We live in the home of the future. Built in 1896, with wood harvested from local resources, this house has raised at least four families. It's had some indignities committed against it, but it shows little evidence of giving up soon.
In 1896, did the builders pause to think about the coming era? Otto Lillienthal was experimenting with heavier than air flight, but Orville and Wilbur's flyer was still 7 years in the future. Further in future, were the 1939 Chicago World's Fair, spaceflight, and the struggle for equalities of all persuasions.
It's a Home of the Future because it performs the primary requisite task: it limits the ecological footprint of our family of four. In the future, we will all live within the resource budget of the Earth (plus any space resources we learn to harvest!). We'll leave our wild areas wild rather than sprawling in to them, and we'll rehabilitate our urban areas to allow humans and nature to coexist more peacefully. We'll bring a little more wild into our backyards. Driving a motor home with a microwave and TV into the forest for a "vacation" is really an effort to have a wild backyard.
Another thing we'll have to work out is paying for training. How many of us buy new stuff when the old stuff gets a little worn? When the cost to repair an appliance approaches the cost to replace it, don't we go get a new one?

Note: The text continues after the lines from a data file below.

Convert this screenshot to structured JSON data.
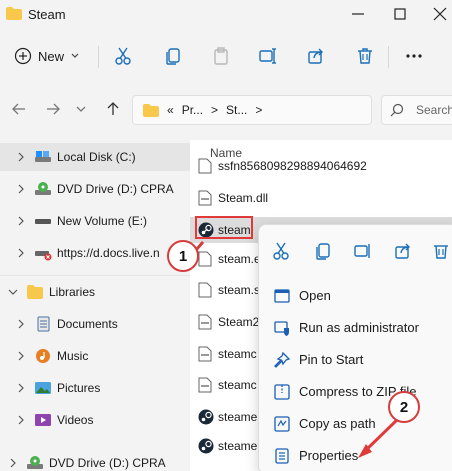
{
  "window": {
    "title": "Steam"
  },
  "toolbar": {
    "new_label": "New"
  },
  "address": {
    "crumbs": [
      "«",
      "Pr...",
      ">",
      "St...",
      ">"
    ],
    "search_placeholder": "Search"
  },
  "sidebar": {
    "items": [
      {
        "label": "Local Disk (C:)",
        "icon": "drive-icon",
        "selected": true
      },
      {
        "label": "DVD Drive (D:) CPRA",
        "icon": "dvd-icon"
      },
      {
        "label": "New Volume (E:)",
        "icon": "drive-icon"
      },
      {
        "label": "https://d.docs.live.n",
        "icon": "network-drive-icon"
      },
      {
        "label": "Libraries",
        "icon": "folder-icon"
      },
      {
        "label": "Documents",
        "icon": "documents-icon"
      },
      {
        "label": "Music",
        "icon": "music-icon"
      },
      {
        "label": "Pictures",
        "icon": "pictures-icon"
      },
      {
        "label": "Videos",
        "icon": "videos-icon"
      },
      {
        "label": "DVD Drive (D:) CPRA",
        "icon": "dvd-icon"
      }
    ]
  },
  "filelist": {
    "column_name": "Name",
    "files": [
      {
        "name": "ssfn8568098298894064692",
        "icon": "file-icon"
      },
      {
        "name": "Steam.dll",
        "icon": "dll-icon"
      },
      {
        "name": "steam",
        "icon": "steam-icon"
      },
      {
        "name": "steam.e",
        "icon": "file-icon"
      },
      {
        "name": "steam.s",
        "icon": "file-icon"
      },
      {
        "name": "Steam2",
        "icon": "dll-icon"
      },
      {
        "name": "steamc",
        "icon": "dll-icon"
      },
      {
        "name": "steamc",
        "icon": "dll-icon"
      },
      {
        "name": "steame",
        "icon": "steam-icon"
      },
      {
        "name": "steame",
        "icon": "steam-icon"
      }
    ]
  },
  "context_menu": {
    "items": [
      {
        "label": "Open",
        "icon": "open-icon"
      },
      {
        "label": "Run as administrator",
        "icon": "shield-icon"
      },
      {
        "label": "Pin to Start",
        "icon": "pin-icon"
      },
      {
        "label": "Compress to ZIP file",
        "icon": "zip-icon"
      },
      {
        "label": "Copy as path",
        "icon": "copy-path-icon"
      },
      {
        "label": "Properties",
        "icon": "properties-icon"
      }
    ]
  },
  "callouts": {
    "step1": "1",
    "step2": "2"
  },
  "colors": {
    "accent": "#0067c0",
    "callout_red": "#e13a3a"
  }
}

The packaging might end up in the recycling, but the old appliance often ends up in landfill.